    I worked for customers, not for my job/boss, at every job I had as a butcher. I knew my customers by name and what they wanted, and was the only place they would purchase meat - in many cases they would only shop when I was working. Services such as packing specific sizes (several people wanted meat packed two to a pack - as it was just her and her husband), cutting a ham in various sizes to meet all their family members needs, or cutting things into many various cuts (an example is pork lion to ribs, butterfly chops, thick/thin/tenderized chops, stuffed chops, roasts, etc). It was nice to meet people, understand their needs, and deliver what they wanted - usually seeing them several times each week.

    It was great to be able to deliver a cut of meat, or type of meat, the customer was looking for else where and could not get. Many of the new customers came by phone calls or referrals by friends looking for what they wanted.

    Beyond working for the customer, the job itself had up's and down's, but each job does. The daily hours varied depending on sales ranging from 8 to 12+ hours at times. The work environment is cold at about 35 F (About 2 C) varying slightly, and full of sharp tools and machines.

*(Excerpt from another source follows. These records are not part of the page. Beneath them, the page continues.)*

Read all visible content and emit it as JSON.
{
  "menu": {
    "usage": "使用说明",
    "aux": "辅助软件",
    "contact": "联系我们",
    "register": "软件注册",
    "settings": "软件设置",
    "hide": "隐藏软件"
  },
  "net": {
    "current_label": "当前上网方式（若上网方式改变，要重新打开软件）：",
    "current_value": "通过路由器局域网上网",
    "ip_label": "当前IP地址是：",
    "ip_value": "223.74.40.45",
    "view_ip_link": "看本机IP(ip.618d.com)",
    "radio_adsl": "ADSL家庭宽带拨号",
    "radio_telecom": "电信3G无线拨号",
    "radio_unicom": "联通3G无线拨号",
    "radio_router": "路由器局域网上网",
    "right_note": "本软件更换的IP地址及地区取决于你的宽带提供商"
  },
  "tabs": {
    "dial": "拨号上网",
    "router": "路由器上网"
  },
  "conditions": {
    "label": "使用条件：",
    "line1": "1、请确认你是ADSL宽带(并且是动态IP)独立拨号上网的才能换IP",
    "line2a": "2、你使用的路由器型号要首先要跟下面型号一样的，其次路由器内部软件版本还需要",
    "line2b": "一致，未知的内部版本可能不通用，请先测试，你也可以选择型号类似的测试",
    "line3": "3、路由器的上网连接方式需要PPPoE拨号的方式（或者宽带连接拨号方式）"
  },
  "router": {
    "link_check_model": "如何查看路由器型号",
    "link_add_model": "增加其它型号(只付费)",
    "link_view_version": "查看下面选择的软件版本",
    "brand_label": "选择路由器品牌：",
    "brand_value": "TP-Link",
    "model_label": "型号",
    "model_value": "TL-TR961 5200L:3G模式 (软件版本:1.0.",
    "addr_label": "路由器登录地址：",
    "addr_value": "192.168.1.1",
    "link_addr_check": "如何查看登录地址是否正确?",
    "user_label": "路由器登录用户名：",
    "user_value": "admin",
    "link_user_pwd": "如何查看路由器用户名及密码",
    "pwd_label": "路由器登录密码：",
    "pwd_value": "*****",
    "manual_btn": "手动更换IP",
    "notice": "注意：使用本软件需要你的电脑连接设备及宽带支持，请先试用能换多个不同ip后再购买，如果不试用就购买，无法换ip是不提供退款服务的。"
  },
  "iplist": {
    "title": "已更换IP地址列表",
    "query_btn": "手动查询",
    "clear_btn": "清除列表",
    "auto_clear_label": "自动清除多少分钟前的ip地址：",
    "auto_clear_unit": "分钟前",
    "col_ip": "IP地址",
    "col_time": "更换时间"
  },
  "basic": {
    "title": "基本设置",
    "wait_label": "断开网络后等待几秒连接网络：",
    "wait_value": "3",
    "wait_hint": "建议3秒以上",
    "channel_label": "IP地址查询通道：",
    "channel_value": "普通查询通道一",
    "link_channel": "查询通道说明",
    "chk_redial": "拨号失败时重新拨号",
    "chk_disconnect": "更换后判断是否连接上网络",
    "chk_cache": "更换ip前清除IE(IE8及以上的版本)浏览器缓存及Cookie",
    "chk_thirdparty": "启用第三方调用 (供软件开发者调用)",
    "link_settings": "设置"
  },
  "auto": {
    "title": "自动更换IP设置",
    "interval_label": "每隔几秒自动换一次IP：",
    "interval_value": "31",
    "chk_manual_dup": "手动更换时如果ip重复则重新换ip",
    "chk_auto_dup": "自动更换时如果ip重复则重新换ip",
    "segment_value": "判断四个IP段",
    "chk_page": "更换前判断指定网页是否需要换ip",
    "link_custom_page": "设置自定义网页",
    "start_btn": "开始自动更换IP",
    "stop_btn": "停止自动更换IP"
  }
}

    All that said it was a great trade, and one I would return to if the job/store cared as much I do. It seems most are only after the bottom line, profits, and by cutting corners or eliminating the butchers they can ensure higher profits.

    I left my job as meat manager as the store I worked for as they were cutting corners in machine maintenance. The meat display cases I had were old and never maintained properly, the coolers would often freeze up and the meat would be a total loss as the case would heat up. This was one of the reasons the previous meat department manager left.

    This lead to several problems including large amount of money loss on throw out (meat loss), customer dissatisfaction as the meat display case would be empty or not fully stocked, or the customer would purchase some meat that was affected from the meat case malfunctioning. Bottom line was the store was chasing away the customers by not fixing the case machines until it was too late - and by then the store owners thought prepackaged meats would be cheaper to sell than fixing the problems they let happen.

    At that point with the store owners, and the ever increasing prepackaged meat stores, I decided it was time for a career change.

    Sadly customer needs are not met by the prepackaged meats. If someone wants something cut, looking for some meat that is not a popular seller, wanting a fresh cut of meat, a amount of meat in a certain quantity, packed in certain sizes, or so many other things they are out of luck.


  3. Hi Thomas, great answer and very interesting, sounds like you really used to enjoy it at the start!

  4. Hello Jo, thanks for the comments. I did enjoy it; however, I wouldn't switch back now. I enjoy my illustration work too much :)

  5. I thought I would write to include my new website. I had to update my domain as CosbyART is used by so many, including variations of the name. So I created - and just recently finished my new website.

    Come visit me at